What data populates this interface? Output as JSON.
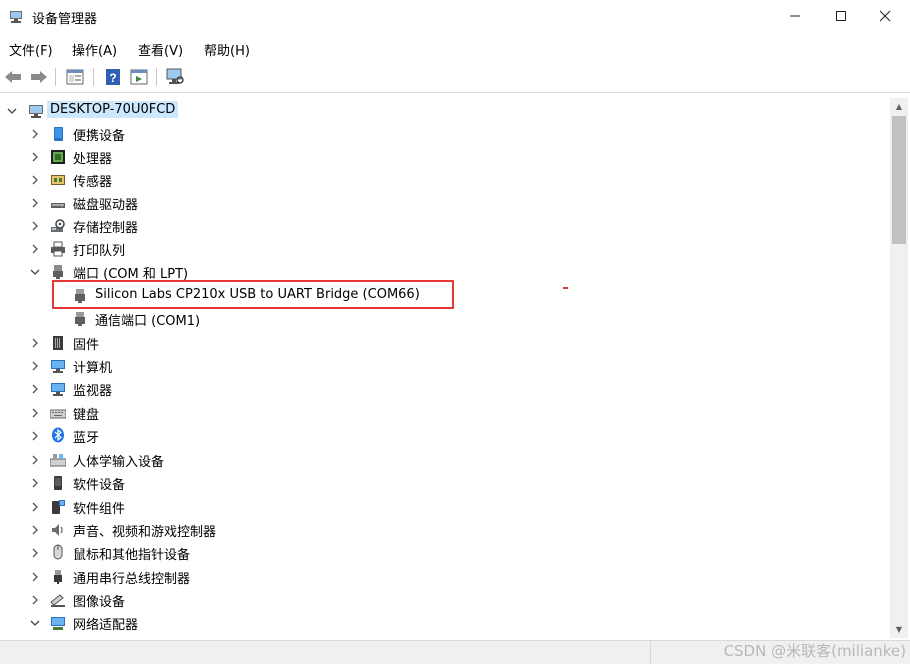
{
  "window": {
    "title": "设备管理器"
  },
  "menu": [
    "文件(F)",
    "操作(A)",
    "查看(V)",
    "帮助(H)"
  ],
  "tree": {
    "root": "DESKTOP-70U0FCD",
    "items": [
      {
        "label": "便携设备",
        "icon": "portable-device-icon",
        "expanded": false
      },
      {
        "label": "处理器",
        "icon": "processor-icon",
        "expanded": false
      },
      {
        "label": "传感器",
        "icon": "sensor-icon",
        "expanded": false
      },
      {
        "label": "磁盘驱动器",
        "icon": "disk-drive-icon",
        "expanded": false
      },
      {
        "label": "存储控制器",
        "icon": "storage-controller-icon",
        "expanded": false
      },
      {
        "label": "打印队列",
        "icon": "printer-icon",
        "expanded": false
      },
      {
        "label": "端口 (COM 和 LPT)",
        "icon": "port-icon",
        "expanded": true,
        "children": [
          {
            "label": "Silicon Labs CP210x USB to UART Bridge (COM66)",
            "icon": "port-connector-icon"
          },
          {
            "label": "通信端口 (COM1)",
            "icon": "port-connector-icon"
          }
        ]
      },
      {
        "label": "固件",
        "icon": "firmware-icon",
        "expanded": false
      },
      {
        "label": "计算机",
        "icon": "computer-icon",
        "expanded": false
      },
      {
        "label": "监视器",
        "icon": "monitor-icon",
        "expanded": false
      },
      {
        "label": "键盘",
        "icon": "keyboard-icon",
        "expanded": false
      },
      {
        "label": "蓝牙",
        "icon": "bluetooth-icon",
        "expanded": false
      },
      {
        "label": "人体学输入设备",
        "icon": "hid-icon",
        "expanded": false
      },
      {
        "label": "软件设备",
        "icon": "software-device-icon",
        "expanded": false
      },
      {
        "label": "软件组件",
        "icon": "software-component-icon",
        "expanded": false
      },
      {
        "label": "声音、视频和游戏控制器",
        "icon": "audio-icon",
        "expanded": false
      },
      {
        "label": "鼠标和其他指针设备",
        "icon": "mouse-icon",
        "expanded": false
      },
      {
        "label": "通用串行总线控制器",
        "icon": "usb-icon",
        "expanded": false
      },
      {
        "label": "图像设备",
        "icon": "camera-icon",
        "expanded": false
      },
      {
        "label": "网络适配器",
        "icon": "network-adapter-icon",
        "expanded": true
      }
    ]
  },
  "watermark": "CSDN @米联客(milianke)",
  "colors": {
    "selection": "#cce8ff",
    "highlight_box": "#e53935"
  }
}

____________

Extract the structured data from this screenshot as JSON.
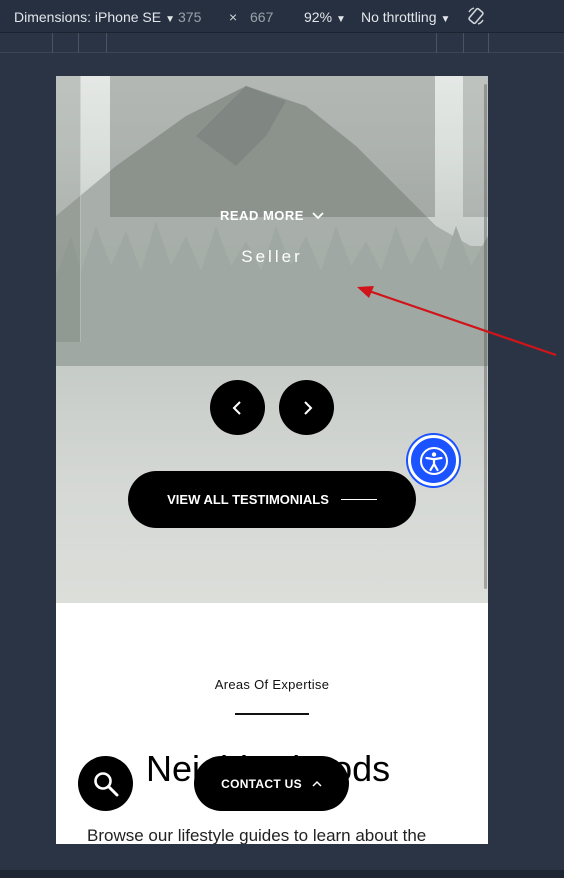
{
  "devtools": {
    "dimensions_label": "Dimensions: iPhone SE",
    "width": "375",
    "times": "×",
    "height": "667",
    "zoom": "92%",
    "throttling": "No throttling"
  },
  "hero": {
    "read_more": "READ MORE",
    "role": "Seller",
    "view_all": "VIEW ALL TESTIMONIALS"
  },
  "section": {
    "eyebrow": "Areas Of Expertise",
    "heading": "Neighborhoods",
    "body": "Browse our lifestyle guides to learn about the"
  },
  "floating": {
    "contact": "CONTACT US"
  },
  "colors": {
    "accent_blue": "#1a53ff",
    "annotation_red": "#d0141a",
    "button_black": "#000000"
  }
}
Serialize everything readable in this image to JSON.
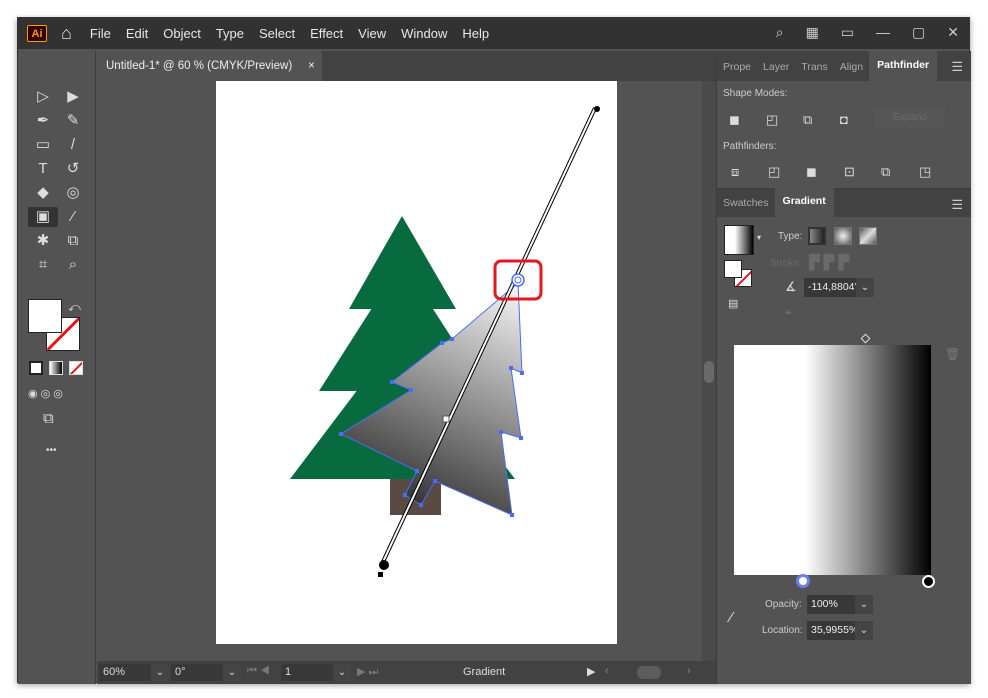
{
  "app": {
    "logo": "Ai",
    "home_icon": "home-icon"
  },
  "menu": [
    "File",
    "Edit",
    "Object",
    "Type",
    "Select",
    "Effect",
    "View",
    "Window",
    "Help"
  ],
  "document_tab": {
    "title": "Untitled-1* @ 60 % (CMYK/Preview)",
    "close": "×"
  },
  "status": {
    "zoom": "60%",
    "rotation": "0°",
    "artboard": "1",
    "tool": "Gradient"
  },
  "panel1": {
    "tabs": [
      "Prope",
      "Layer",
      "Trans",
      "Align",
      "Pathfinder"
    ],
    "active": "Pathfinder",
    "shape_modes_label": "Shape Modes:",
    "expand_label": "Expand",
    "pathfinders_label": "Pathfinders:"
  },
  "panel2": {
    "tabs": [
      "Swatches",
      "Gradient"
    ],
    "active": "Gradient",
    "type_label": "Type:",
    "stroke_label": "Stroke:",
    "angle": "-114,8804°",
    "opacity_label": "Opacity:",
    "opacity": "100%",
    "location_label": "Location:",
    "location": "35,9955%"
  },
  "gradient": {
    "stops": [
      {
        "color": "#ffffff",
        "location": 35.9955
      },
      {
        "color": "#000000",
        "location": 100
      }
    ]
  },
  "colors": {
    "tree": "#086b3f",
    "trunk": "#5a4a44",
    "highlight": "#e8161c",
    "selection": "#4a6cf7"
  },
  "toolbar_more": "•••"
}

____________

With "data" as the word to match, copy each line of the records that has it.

◆ Response area
What data populates this interface? Output as JSON.
Extract the structured data from this screenshot as JSON.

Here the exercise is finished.